Tevzadze, G. G., Pierce, J. V. & Esposito, R. E. Genetic evidence for a SPO1-dependent signaling pathway controlling meiotic progression in yeast. Genetics 175, 1213–1227 (2007).
Schwartz, D. C., Felberbaum, R. & Hochstrasser, M. The ulp2 SUMO protease is required for cell division following termination of the DNA damage checkpoint. Mol. Cell. Biol. 27, 6948–6961 (2007).
Pichler, A., Fatouros, C., Lee, H. & Eisenhardt, N. SUMO conjugation—a mechanistic view. Biomol. Concepts 8, 13–36 (2017).
Lois, L. M. & Lima, C. D. Structures of the SUMO E1 provide mechanistic insights into SUMO activation and E2 recruitment to E1. EMBO J. 24, 439–451 (2005).
Laan, L., Koschwanez, J. H. & Murray, A. W. Evolutionary adaptation after crippling cell polarization follows reproducible trajectories. Elife 4, pii: e09638 (2015).
Gerlinger, M. et al. Intratumor heterogeneity and branched evolution revealed by multiregion sequencing. N. Engl. J. Med. 366, 883–892 (2012).
Haag, K. L. et al. Evolution of a morphological novelty occurred before genome compaction in a lineage of extreme parasites. Proc. Natl Acad. Sci. USA 111, 15480–15485 (2014).
Lamming, D. W., Ye, L., Sabatini, D. M. & Baur, J. A. Rapalogs and mTOR inhibitors as anti-aging therapeutics.
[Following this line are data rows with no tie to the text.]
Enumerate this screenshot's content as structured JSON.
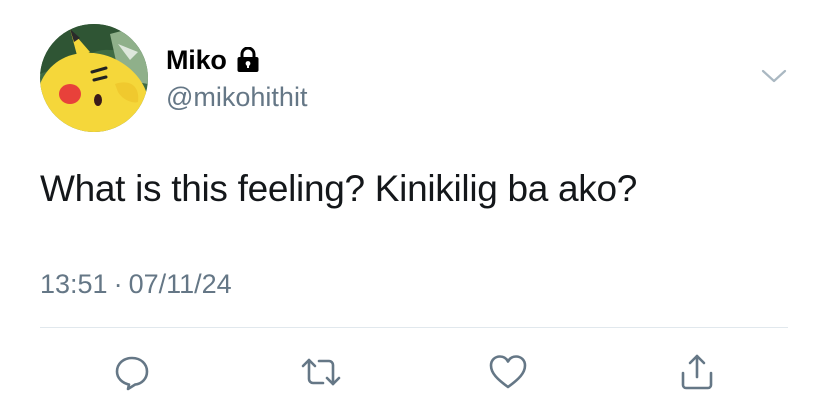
{
  "user": {
    "display_name": "Miko",
    "handle": "@mikohithit",
    "protected": true,
    "avatar_icon": "pikachu-avatar"
  },
  "tweet": {
    "text": "What is this feeling? Kinikilig ba ako?",
    "time": "13:51",
    "separator": "·",
    "date": "07/11/24"
  },
  "actions": [
    {
      "name": "reply",
      "icon": "speech-bubble-icon"
    },
    {
      "name": "retweet",
      "icon": "retweet-arrows-icon"
    },
    {
      "name": "like",
      "icon": "heart-icon"
    },
    {
      "name": "share",
      "icon": "share-upload-icon"
    }
  ],
  "colors": {
    "primary_text": "#14171a",
    "secondary_text": "#657786",
    "divider": "#e1e8ed",
    "icon": "#657786",
    "lock": "#000000"
  }
}
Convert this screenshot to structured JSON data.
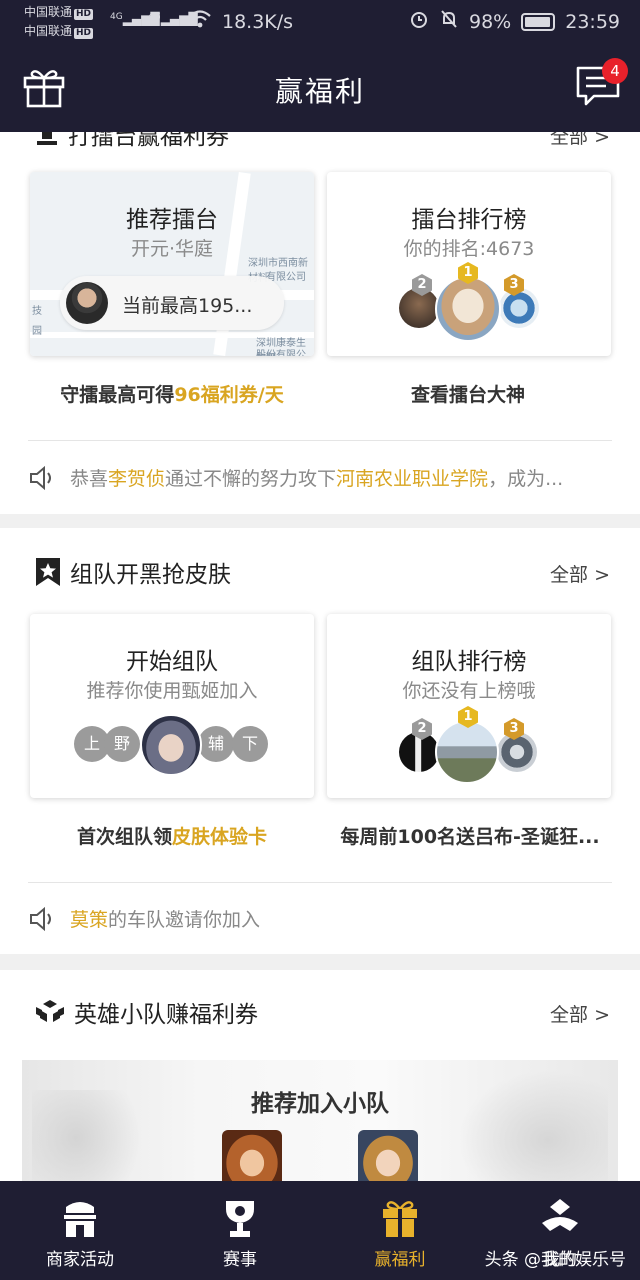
{
  "status_bar": {
    "carrier1": "中国联通",
    "carrier2": "中国联通",
    "hd": "HD",
    "net1": "4G",
    "net2": "4G",
    "speed": "18.3K/s",
    "battery": "98%",
    "time": "23:59"
  },
  "header": {
    "title": "赢福利",
    "message_count": "4"
  },
  "arena": {
    "title_partial": "打擂台赢福利券",
    "all_label": "全部 >",
    "left_card": {
      "title": "推荐擂台",
      "subtitle": "开元·华庭",
      "pill_text": "当前最高195...",
      "map_label_1": "深圳市西南新材料",
      "map_label_2": "有限公司",
      "map_label_3": "深圳康泰生物制",
      "map_label_4": "股份有限公司",
      "map_label_5": "技",
      "map_label_6": "园"
    },
    "right_card": {
      "title": "擂台排行榜",
      "subtitle": "你的排名:4673",
      "ranks": [
        "1",
        "2",
        "3"
      ]
    },
    "caption_left_prefix": "守擂最高可得",
    "caption_left_highlight": "96福利券/天",
    "caption_right": "查看擂台大神",
    "notice": {
      "part1": "恭喜",
      "name": "李贺侦",
      "part2": "通过不懈的努力攻下",
      "school": "河南农业职业学院",
      "part3": "，成为..."
    }
  },
  "team": {
    "title": "组队开黑抢皮肤",
    "all_label": "全部 >",
    "left_card": {
      "title": "开始组队",
      "subtitle": "推荐你使用甄姬加入",
      "positions": [
        "上",
        "野",
        "辅",
        "下"
      ]
    },
    "right_card": {
      "title": "组队排行榜",
      "subtitle": "你还没有上榜哦",
      "ranks": [
        "1",
        "2",
        "3"
      ]
    },
    "caption_left_prefix": "首次组队领",
    "caption_left_highlight": "皮肤体验卡",
    "caption_right": "每周前100名送吕布-圣诞狂...",
    "notice": {
      "name": "莫策",
      "text": "的车队邀请你加入"
    }
  },
  "squad": {
    "title": "英雄小队赚福利券",
    "all_label": "全部 >",
    "recommend": "推荐加入小队"
  },
  "bottom_nav": {
    "items": [
      {
        "label": "商家活动",
        "icon": "shop-icon"
      },
      {
        "label": "赛事",
        "icon": "trophy-icon"
      },
      {
        "label": "赢福利",
        "icon": "gift-icon"
      },
      {
        "label": "我的",
        "icon": "profile-icon"
      }
    ],
    "active_index": 2,
    "watermark": "头条 @我的娱乐号"
  },
  "colors": {
    "dark_bg": "#1f1e33",
    "highlight": "#d9a521",
    "active_nav": "#e8b22c",
    "badge": "#e8212b"
  }
}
J. Clin. Invest. 123, 980–989 (2013).
Funakoshi, M. & Hochstrasser, M. Small epitope-linker modules for PCR-based C-terminal tagging in Saccharomyces cerevisiae. Yeast 26, 185–192 (2009).
Nishimura, K., Fukagawa, T., Takisawa, H., Kakimoto, T. & Kanemaki, M. An auxin-based degron system for the rapid depletion of proteins in nonplant cells. Nat. Methods 6, 917–U978 (2009).
Klauser, B., Rehm, C., Summerer, D. & Hartig, J. S. Engineering of ribozyme-based aminoglycoside switches of gene expression by in vivo genetic selection in Saccharomyces cerevisiae. Method. Enzymol. 550, 301–320 (2015).
Trapnell, C., Pachter, L. & Salzberg, S. L. TopHat: discovering splice junctions with RNA-Seq. Bioinformatics 25, 1105–1111 (2009).
Trapnell, C. et al. Transcript assembly and quantification by RNA-Seq reveals unannotated transcripts and isoform switching during cell differentiation. Nat. Biotechnol. 28, 511–515 (2010).
Schmittgen, T. D. & Livak, K. J. Analyzing real-time PCR data by the comparative C(T) method. Nat. Protoc. 3, 1101–1108 (2008).
Pavelka, N. et al. Aneuploidy confers quantitative proteome changes and phenotypic variation in budding yeast. Nature 468, 321–325 (2010).
Ryu, H.-Y. & Ahn, S. H. Yeast histone H3 lysine 4 demethylase Jhd2 regulates mitotic rDNA condensation. BMC Biol. 12, 75 (2014).
Kroetz, M. B., Su, D. & Hochstrasser, M. Essential role of nuclear localization for Yeast Ulp2 SUMO protease function. Mol. Biol. Cell 20, 2196–2206 (2009).
Li, S. J. & Hochstrasser, M. A new protease required for cell-cycle progression in yeast. Nature 398, 246–251 (1999).
Haase, S. B. & Lew, D. J. Flow cytometric analysis of DNA content in budding yeast. Methods Enzymol. 283, 322–332 (1997).
Morawska, M. & Ulrich, H. D. An expanded tool kit for the auxin-inducible degron system in budding yeast. Yeast 30, 341–351 (2013).
Laughery, M. F. et al. New vectors for simple and streamlined CRISPR-Cas9 genome editing in Saccharomyces cerevisiae. Yeast 32, 711–720 (2015).
We thank Christopher Hickey for comments on the manuscript. This work was supported by NIH grant R01 GM053756 to M.H.